Data about app and page elements
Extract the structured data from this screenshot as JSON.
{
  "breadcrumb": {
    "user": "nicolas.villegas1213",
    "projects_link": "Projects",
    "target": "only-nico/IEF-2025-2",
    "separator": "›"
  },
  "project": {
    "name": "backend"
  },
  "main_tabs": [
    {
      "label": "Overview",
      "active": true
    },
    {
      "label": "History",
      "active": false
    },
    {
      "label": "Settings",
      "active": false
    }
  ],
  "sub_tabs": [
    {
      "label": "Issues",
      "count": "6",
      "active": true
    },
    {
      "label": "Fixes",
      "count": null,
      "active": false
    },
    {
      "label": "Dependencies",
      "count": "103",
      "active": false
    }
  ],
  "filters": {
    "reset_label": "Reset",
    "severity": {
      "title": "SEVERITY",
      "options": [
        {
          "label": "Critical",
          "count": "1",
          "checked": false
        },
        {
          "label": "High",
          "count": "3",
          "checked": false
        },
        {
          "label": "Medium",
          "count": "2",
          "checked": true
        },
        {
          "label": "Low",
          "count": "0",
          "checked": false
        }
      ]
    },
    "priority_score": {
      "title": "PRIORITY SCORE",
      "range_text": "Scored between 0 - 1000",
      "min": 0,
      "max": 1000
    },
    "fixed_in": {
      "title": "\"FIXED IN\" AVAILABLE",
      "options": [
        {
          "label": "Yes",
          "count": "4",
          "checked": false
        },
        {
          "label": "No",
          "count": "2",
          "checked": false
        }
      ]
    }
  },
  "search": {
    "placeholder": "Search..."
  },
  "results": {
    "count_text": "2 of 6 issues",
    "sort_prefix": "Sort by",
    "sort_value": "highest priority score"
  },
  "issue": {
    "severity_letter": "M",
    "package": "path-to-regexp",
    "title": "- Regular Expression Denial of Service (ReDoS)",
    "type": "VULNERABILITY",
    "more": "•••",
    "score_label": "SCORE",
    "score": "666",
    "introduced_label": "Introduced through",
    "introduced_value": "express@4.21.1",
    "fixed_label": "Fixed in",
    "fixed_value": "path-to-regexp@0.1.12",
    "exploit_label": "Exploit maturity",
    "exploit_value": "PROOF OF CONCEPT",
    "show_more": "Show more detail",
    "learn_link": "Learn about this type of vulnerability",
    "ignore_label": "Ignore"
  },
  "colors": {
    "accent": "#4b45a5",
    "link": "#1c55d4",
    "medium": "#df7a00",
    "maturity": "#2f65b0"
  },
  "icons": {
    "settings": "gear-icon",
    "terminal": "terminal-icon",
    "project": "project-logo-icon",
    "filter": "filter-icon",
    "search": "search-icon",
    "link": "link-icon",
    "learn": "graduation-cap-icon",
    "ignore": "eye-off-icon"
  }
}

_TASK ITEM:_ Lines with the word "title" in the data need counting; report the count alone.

_OUTPUT:_ 4